%%

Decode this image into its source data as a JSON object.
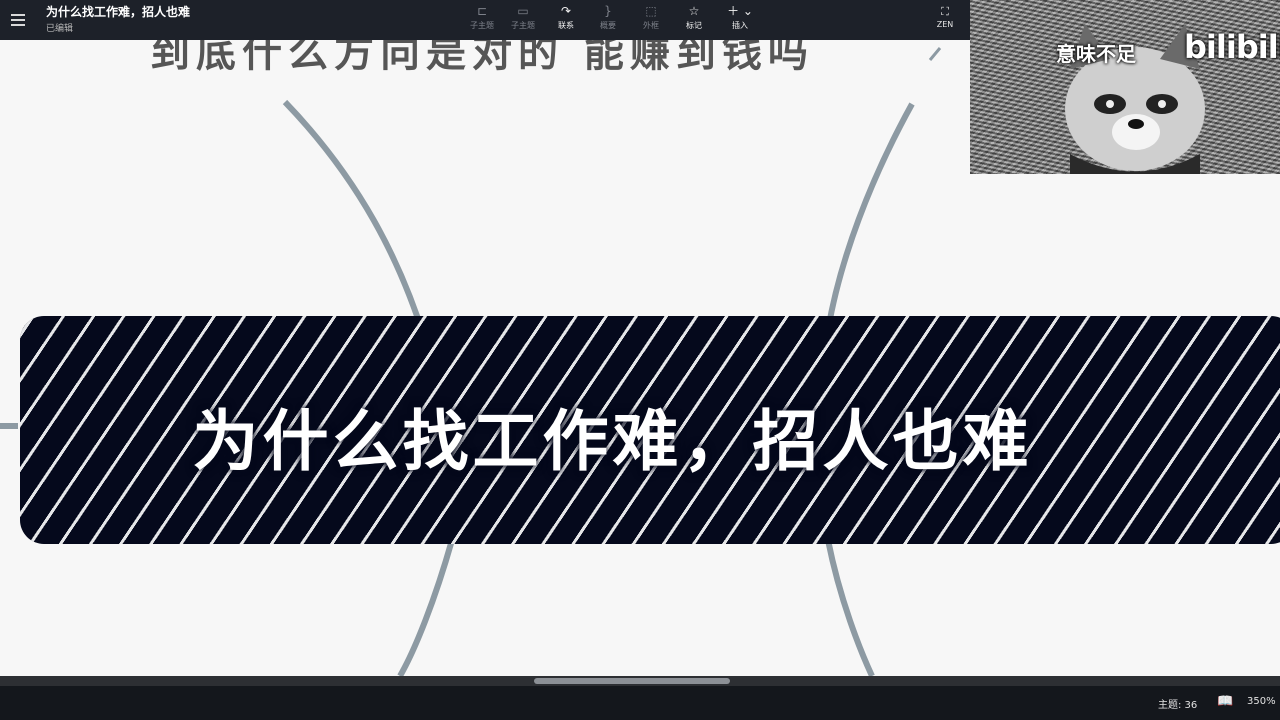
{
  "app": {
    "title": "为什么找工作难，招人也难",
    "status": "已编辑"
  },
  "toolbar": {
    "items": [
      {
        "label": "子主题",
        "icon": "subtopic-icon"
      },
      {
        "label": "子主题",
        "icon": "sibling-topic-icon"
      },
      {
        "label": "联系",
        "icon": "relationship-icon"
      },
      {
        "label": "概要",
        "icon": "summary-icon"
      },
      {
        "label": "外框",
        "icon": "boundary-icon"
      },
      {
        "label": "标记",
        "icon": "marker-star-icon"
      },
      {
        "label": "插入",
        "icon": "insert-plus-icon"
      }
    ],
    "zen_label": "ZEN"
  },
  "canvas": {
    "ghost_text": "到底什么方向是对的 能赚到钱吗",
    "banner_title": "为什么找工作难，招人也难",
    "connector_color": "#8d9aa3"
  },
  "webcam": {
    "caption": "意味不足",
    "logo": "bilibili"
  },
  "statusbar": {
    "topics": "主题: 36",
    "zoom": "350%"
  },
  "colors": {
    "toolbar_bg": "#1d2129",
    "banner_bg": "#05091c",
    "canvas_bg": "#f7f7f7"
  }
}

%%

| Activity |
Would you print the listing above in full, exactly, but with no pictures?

| Answer below |
Decode this image into its source data as a JSON object.
{
  "app": {
    "title": "为什么找工作难，招人也难",
    "status": "已编辑"
  },
  "toolbar": {
    "items": [
      {
        "label": "子主题",
        "icon": "subtopic-icon"
      },
      {
        "label": "子主题",
        "icon": "sibling-topic-icon"
      },
      {
        "label": "联系",
        "icon": "relationship-icon"
      },
      {
        "label": "概要",
        "icon": "summary-icon"
      },
      {
        "label": "外框",
        "icon": "boundary-icon"
      },
      {
        "label": "标记",
        "icon": "marker-star-icon"
      },
      {
        "label": "插入",
        "icon": "insert-plus-icon"
      }
    ],
    "zen_label": "ZEN"
  },
  "canvas": {
    "ghost_text": "到底什么方向是对的 能赚到钱吗",
    "banner_title": "为什么找工作难，招人也难",
    "connector_color": "#8d9aa3"
  },
  "webcam": {
    "caption": "意味不足",
    "logo": "bilibili"
  },
  "statusbar": {
    "topics": "主题: 36",
    "zoom": "350%"
  },
  "colors": {
    "toolbar_bg": "#1d2129",
    "banner_bg": "#05091c",
    "canvas_bg": "#f7f7f7"
  }
}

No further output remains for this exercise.